Rapid improvements, innovations, and diversification in communications technology, including optical fiber cables, communications satellites, and fax machines, led to rapid growth of the communications industry in the 1980s. Nippon Telegraph and Telephone Corporation, owned by the government until 1985, had dominated the communications industry until April 1985, when new common carriers, including Daini Denden, were permitted to enter the field. NTT Worldwide Telecommunications Corp (Kokusai Denshin Denwa Company, commonly known as KDD, now part of KDDI Inc.) lost its monopoly hold on international communications activities in 1989, when Nihon Kokusai Tsushin and other private overseas communications firms began operations.[10]

In 1992 Japan also had more than 12,000 televisions stations, and the country had more than 350 radio stations, 300 AM radio stations and 58 FM. Broadcasting innovations in the 1980s included sound multiplex (two-language or stereo) broadcasting, satellite broadcasting, and in 1985 the University of the Air and teletext services were inaugurated.[citation needed]

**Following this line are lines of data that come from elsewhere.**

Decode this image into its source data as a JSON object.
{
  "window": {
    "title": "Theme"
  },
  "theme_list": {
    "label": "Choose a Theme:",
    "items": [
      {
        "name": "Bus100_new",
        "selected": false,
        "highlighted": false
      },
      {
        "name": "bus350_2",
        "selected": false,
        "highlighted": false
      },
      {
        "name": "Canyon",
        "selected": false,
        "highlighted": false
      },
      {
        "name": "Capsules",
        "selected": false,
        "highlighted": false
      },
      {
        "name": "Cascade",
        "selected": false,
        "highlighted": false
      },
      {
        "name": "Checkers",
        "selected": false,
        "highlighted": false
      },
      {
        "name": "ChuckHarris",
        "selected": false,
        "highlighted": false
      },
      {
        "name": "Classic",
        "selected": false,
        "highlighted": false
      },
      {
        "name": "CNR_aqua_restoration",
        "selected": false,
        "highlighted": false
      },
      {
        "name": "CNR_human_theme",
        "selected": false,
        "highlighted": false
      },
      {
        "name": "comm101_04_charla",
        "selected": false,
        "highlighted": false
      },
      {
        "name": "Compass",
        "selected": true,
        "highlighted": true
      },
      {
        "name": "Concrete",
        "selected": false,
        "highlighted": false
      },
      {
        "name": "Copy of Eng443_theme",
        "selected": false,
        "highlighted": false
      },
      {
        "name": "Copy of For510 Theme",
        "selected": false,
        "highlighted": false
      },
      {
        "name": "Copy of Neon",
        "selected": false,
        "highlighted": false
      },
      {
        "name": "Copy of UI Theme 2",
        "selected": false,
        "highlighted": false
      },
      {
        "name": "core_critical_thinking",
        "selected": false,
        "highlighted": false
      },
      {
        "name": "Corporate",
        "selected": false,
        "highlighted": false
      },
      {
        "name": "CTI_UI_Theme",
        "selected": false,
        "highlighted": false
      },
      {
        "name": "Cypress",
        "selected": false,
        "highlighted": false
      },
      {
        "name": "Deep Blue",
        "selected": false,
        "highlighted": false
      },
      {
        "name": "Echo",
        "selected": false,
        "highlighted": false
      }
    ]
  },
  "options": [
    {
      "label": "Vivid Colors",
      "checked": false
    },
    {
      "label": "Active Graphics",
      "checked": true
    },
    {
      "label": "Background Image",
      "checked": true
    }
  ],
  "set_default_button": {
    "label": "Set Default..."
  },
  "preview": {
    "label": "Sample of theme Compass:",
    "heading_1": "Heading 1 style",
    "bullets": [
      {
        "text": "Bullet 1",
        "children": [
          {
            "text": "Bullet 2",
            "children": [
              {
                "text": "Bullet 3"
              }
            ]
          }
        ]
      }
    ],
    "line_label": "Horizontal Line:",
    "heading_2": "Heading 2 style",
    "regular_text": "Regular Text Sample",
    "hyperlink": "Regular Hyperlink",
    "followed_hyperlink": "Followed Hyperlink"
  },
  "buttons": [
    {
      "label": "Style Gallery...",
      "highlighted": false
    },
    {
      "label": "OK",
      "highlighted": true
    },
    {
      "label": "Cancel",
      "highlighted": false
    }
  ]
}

Japan has been the world leader in telecommunications in the 1980s, but this position that has been challenged by the United States' dot-com industry in the 1990s and the emerging tiger states in Asia. While the United States is leading in digital content, South Korea is leading in broadband access, India is leading in software, and Taiwan is leading in research and development.[citation needed]

Japan went into the 21st century after achieving widespread saturation with telecommunication devices. For instance, by 2008 the government's Internal Affairs and Communications Ministry stated that about 75 million people used mobile phones to access the Internet, accounting for about 82% of individual internet users.[1]

See also


  1. ^ a b Nagata, Kazuaki (2 September 2009). "Cell phone culture here unlike any other". Japan Times.
  2. ^ a b c "Status of Number of Subscribers to Telecommunications Services" (PDF). Ministry of Internal Affairs and Communications (MIC). Retrieved 19 March 2008.
  3. ^ 無線局統計情報 [Radio Station Statistics] (in Japanese). Ministry of Internal Affairs and Communications. October 2011. Retrieved 20 January 2012.
  4. ^ a b Mosk, Carl (2000). Japanese Industrial History: Technology, Urbanization, and Economic Growth. M.E. Sharpe. pp. 66–68. ISBN 9780765638557.
  5. ^ "Japan Postal Service 50th Anniversary commemorative postcard, 1921. - Old Tokyo". 26 May 2016.
  6. ^ "Japan Post Network Co., Ltd.: Private Company Information". Bloomberg L.P.
  7. ^ "Yomiuri shimbun – Japanese newspaper".
  8. ^ "The Nagasaki Shipping List and Advertiser".
  9. ^ "Japan Broadcasting Corporation (Nippon Hoso Kyokai) |". Retrieved 28 June 2024.
  10. ^ Japan Internet and E-Commerce Investment and Business Guide. International Business Publications USA. 2018. p. 41. ISBN 978-1-4330-2656-0. Retrieved 25 January 2022.